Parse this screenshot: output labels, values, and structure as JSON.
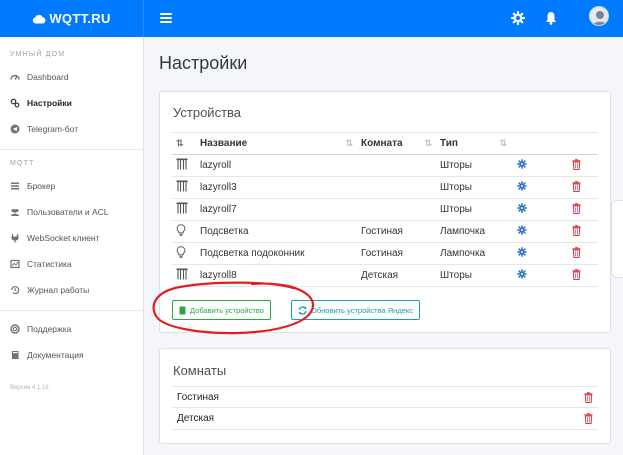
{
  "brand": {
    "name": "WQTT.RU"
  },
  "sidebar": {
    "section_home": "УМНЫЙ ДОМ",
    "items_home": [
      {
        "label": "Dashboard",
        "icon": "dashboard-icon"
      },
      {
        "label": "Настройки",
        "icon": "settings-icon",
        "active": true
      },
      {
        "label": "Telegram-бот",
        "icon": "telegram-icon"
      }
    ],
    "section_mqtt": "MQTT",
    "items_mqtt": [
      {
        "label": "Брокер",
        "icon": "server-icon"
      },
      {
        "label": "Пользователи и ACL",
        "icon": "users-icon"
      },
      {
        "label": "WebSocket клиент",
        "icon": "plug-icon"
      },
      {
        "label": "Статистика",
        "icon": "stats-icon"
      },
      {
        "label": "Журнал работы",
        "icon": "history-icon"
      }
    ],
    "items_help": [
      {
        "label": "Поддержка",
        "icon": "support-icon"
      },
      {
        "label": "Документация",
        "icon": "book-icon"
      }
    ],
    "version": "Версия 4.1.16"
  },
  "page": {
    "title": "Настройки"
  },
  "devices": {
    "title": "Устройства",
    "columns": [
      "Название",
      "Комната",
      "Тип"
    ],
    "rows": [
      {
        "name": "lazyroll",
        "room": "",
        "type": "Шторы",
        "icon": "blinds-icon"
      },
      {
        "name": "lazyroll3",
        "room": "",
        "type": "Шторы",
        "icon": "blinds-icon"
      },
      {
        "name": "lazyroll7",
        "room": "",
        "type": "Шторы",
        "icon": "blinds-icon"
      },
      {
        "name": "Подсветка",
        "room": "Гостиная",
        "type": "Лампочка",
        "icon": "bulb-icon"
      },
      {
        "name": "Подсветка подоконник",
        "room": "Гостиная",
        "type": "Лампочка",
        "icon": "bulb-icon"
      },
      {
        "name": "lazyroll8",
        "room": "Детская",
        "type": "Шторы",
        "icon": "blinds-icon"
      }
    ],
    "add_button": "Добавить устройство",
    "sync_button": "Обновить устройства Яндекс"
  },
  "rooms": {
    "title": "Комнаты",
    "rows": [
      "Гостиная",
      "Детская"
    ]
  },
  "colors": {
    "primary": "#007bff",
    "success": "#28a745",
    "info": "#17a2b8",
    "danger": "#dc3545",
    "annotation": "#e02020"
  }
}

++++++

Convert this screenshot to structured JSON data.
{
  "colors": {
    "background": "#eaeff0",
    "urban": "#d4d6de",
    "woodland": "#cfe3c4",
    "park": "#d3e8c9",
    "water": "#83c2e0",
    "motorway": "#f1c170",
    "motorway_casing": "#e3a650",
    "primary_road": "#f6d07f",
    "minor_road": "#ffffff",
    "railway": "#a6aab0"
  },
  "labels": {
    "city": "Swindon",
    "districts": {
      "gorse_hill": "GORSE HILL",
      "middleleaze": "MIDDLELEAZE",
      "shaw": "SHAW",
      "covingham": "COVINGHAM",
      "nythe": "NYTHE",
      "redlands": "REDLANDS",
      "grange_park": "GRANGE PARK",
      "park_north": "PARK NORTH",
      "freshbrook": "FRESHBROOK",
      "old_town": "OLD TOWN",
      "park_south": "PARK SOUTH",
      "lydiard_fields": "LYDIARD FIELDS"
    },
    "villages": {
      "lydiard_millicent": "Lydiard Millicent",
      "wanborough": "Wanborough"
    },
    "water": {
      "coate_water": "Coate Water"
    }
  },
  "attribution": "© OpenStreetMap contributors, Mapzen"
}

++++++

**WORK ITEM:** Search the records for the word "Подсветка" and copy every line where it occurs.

**WRITTEN RESPONSE:**
        "name": "Подсветка",
        "name": "Подсветка подоконник",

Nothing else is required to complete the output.